This I believe is their son, Harry Mann. He can be found living in Boone from 1910 or earlier until 1940.
He and his wife Cora had two daughters, Neve and Dolly. The pictures below were all taken in Boone as well and may be their children at various ages:

And the three pictures below were all taken in Clinton or Lyons, Iowa. They are almost certainly relations of the Langfords in some way.




Thursday, December 19, 2013

More on the McGinnis Family

I looked further into the descendant of Oscar's sister Harriet and her husband Alexander McGinnis. They had one grandson, Walter Raymond, who we had lost track of after 1900 when he was living with Harriet on the family farm. Here is some more detail about Walter's life.

In 1918, Walter registered for the World War I Draft in Omaha, Nebraska. He listed his wife as "Nellie" and their address as 110 Golden. His occupation was Refrigeration Engineer for the Pilsbury-Becker Engineering Company with offices in the Central National Bank Building. He listed his height and weight as medium and said he had blue eyes and red hair.

In the 1919 Tulsa City Directory, Walter is now Manager of the same engineering company and his wife is "Nellie" again.

In the 1929 Houston City Directory, Walter is listed as Vice-President of Marine Service, Inc. living at 3812 Austin Street Apt 3. with his wife "Ellen".

In the 1930 Census, he is living with his wife now listed as "Helen" who is 40 years old and who was born in New Mexico. They also have two 23 year old roomers living with them, Nora Mae Clements and Alpha Barnes.

It also appears that Walter's 1952 death was big news big news back in Ohio. I discovered his death was on page 1 of the Coshocton Tribune. I suspect that his mother Bianca stayed in the Coshocton area and he visited regularly. I have sent away for a copy of the article. This should provide any information about his children, if any, and answer the question of his wife's correct name.

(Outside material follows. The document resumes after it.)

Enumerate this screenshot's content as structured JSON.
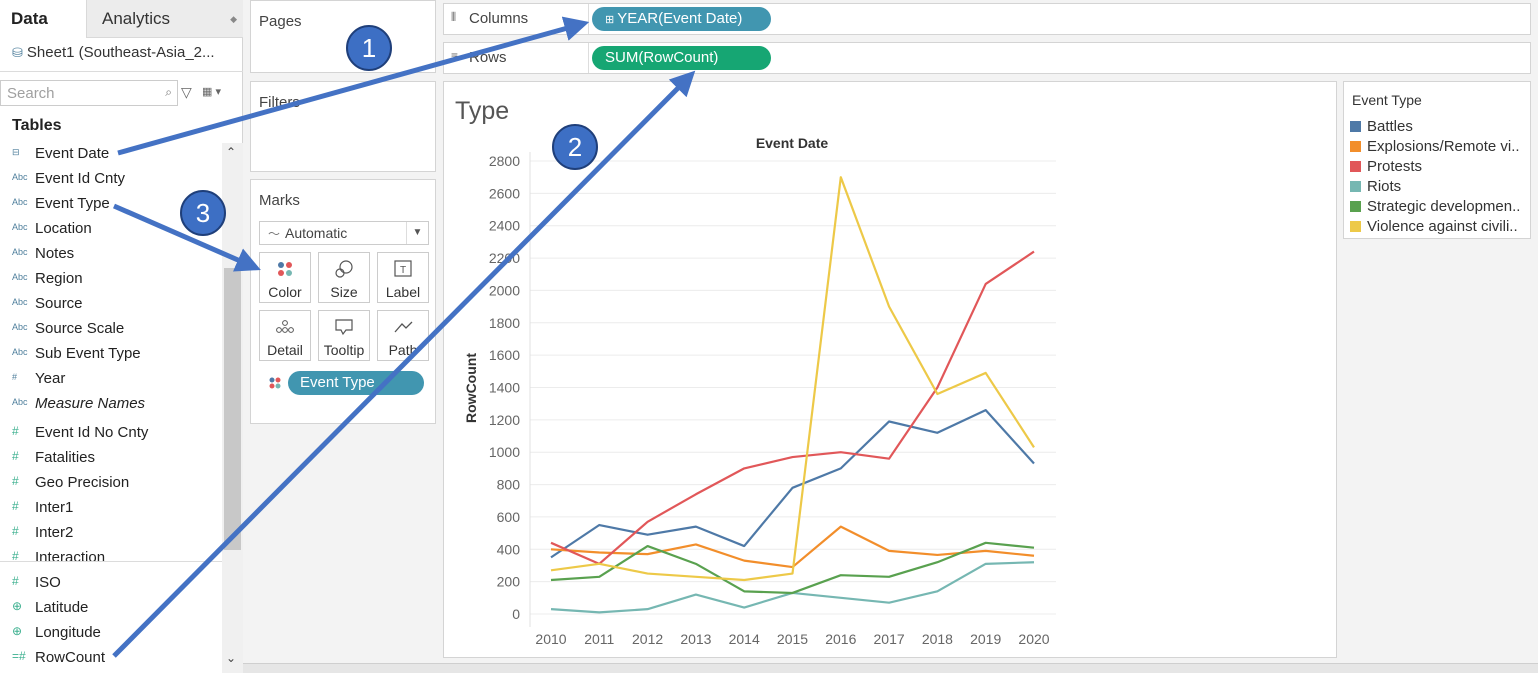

I obtained this article and can add this last note. The article described the death of a famous son of Coshocton. He was well known there because his wife's family continued to live in the area. His wife had died before him and it listed no children as surviving him. Apparently, this was the end of Harriet Langford's line.